One of GM’s strangest cars was introduced in 1969 at the GM’s Progress of Power event in Warren, Michigan. This small electric bubblecar was called the XP 512E.
Declared an urban electric car, the XP 512E was a two-seater, with a wraparound glass canopy which opened upwards to reveal the cabin. To make the entry and exit even more convenient, the front panel opened, like on the BMW Isetta.
The GM XP 512E was tiny. The model had a length of 86.3 inches (2192 mm), a width of 56 inches (1422 mm) and a wheelbase of only 52 inches (1321 mm). This makes the model 19.9 inches (503 mm) shorter and 9.4 inches (241 mm) narrower than the Smart ForTwo EQ. The ForTwo wheelbase is also 21.7 inches (552 mm) longer.
Thanks to its small size and fiberglass body, the XP 512E was extremely lightweight.
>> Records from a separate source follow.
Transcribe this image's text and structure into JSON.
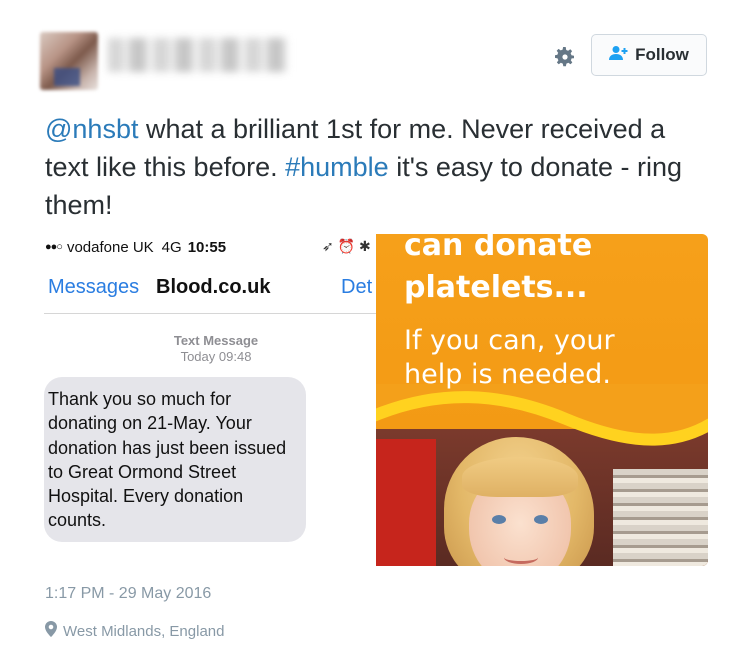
{
  "tweet": {
    "follow_label": "Follow",
    "text_parts": {
      "mention": "@nhsbt",
      "part1": " what a brilliant 1st for me. Never received a text like this before. ",
      "hashtag": "#humble",
      "part2": " it's easy to donate - ring them!"
    },
    "timestamp": "1:17 PM - 29 May 2016",
    "location": "West Midlands, England"
  },
  "phone": {
    "carrier": "vodafone UK",
    "network": "4G",
    "time": "10:55",
    "status_icons": "➶ ⏰ ✱",
    "nav_back": "Messages",
    "nav_title": "Blood.co.uk",
    "nav_right": "Det",
    "message_header": "Text Message",
    "message_day": "Today",
    "message_time": "09:48",
    "message_body": "Thank you so much for donating on 21-May. Your donation has just been issued to Great Ormond Street Hospital. Every donation counts."
  },
  "poster": {
    "line1": "can donate",
    "line2": "platelets...",
    "line3": "If you can, your",
    "line4": "help is needed."
  },
  "colors": {
    "link": "#2b7bb9",
    "ios_blue": "#2a7de1",
    "poster_orange": "#f6a01a",
    "muted": "#8899a6"
  }
}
It weighed 1,250 pounds (567 kg), despite having a 84 V lead-acid battery and an extra 12-volt battery to power accessories.
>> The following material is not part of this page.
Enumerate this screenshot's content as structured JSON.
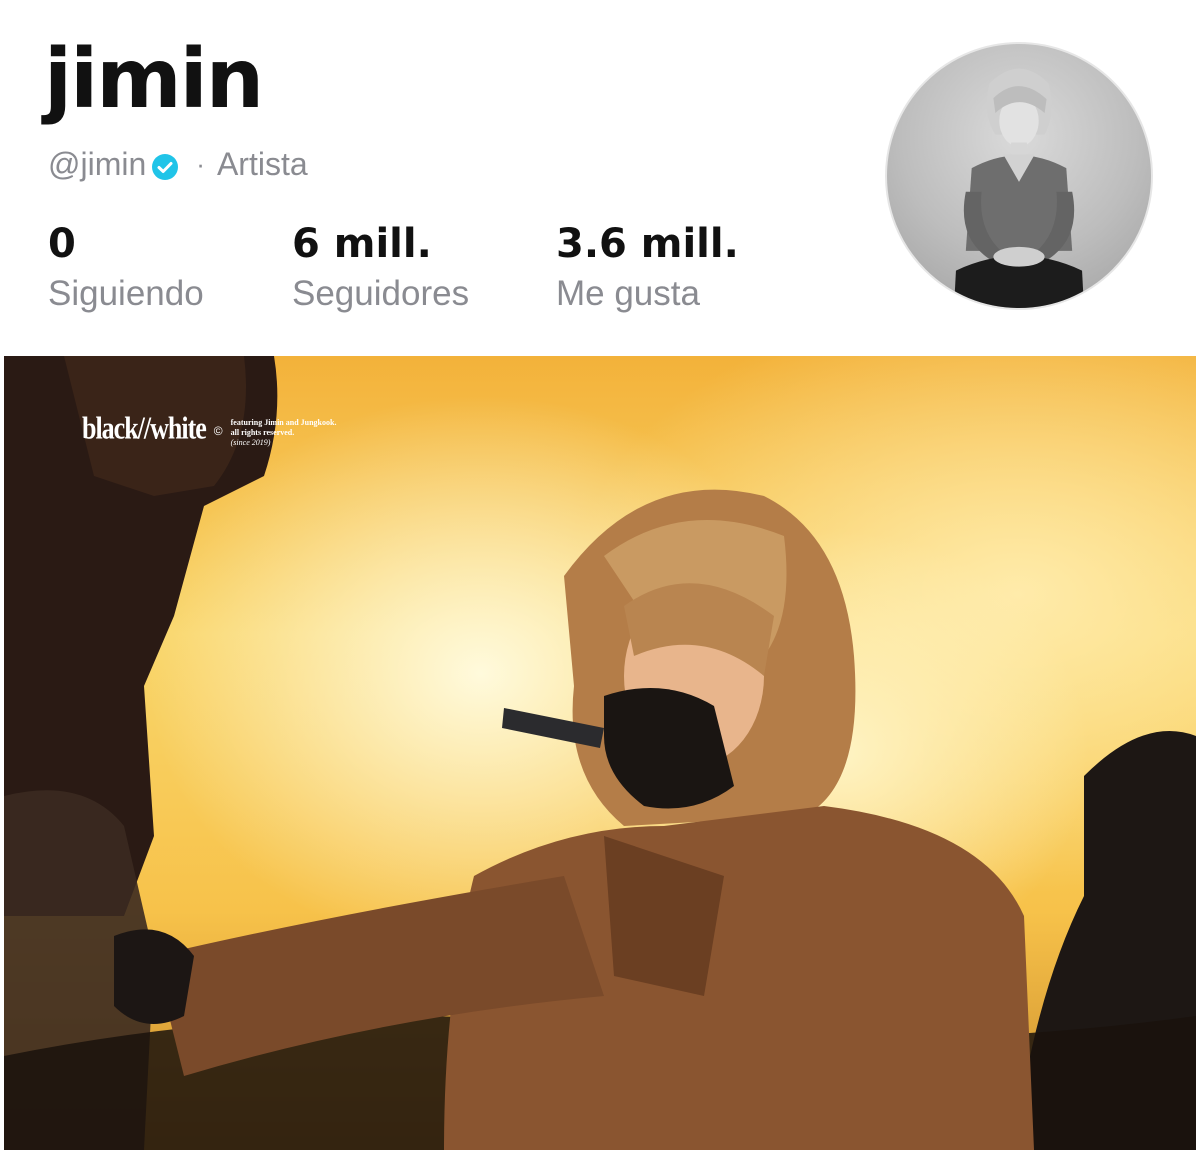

Like many other early electric cars, the specifications were weak. Driving at 25 mph (40 km/h) the XP 512E had a range of 58 miles (93 km). At a maximum vehicle speed of about 30 mph (48 km/h), mileage dropped to 47 miles (76 km).
A full charge took about 7 hours when using a 115-volt household outlet. Nobody had come up with fast charges at that time.